100 minutes, colour, 1:1,85, Dolby Digital 5.1
Director and Scriptwriter Svetlana Baskova
Directors of Photography Maksim Mosin, Egor Antonov
Production Design Svetlana Baskova
Sound Kirill Vasilenko
Editing Veronika Pavlovskaia
Cast: Sergei Pakhomov, Vladimir Epifantsev, Viktor Sergachev, Lavrentii Svetlichnyi, Aleksandr Kovalev, Vladimir Iakovlev, Denis Iakovlev, Mikhail Kalinkin
Producers Anatolii Osmolovskii, Andrei Silvestrov, Gleb Aleinikov
Production Ad Studio, CINEFANTOM

Svetlana Baskova: For Marx (Za Marksa, 2012)

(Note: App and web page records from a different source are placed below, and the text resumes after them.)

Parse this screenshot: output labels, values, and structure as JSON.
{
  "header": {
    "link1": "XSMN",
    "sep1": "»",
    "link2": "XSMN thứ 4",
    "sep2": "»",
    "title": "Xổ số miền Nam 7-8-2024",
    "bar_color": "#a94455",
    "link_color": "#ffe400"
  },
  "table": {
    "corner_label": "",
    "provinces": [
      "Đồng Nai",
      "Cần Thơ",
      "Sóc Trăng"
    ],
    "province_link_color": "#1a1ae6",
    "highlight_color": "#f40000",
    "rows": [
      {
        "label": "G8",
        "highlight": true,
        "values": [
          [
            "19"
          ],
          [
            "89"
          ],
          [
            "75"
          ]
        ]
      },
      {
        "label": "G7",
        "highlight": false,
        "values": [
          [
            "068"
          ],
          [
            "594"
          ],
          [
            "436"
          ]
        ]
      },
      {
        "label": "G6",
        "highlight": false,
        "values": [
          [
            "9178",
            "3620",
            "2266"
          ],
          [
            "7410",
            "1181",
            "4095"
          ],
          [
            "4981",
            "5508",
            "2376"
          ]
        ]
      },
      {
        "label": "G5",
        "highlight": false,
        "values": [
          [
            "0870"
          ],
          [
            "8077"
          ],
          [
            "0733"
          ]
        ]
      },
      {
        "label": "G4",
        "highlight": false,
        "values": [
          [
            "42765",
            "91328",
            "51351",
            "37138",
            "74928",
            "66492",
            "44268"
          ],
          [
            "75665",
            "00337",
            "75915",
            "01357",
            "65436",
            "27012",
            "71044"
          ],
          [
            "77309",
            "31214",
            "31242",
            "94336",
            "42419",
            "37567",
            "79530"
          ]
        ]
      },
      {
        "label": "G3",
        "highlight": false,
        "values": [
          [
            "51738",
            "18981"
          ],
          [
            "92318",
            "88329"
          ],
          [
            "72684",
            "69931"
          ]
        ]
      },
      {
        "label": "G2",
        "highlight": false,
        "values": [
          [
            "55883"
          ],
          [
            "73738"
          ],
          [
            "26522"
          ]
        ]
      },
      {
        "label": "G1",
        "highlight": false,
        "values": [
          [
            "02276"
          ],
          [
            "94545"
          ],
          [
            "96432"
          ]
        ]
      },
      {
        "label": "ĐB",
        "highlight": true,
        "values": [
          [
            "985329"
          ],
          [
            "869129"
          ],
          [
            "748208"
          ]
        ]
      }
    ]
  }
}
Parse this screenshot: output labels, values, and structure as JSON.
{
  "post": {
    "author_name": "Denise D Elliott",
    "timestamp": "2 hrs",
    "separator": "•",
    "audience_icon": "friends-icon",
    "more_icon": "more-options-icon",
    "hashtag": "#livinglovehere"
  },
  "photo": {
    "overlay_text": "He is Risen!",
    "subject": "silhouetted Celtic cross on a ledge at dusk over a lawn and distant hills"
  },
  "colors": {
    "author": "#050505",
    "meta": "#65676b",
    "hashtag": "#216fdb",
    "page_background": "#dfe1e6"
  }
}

reviewed by Polina Barskova © 2013

Updated: 03 Jan 13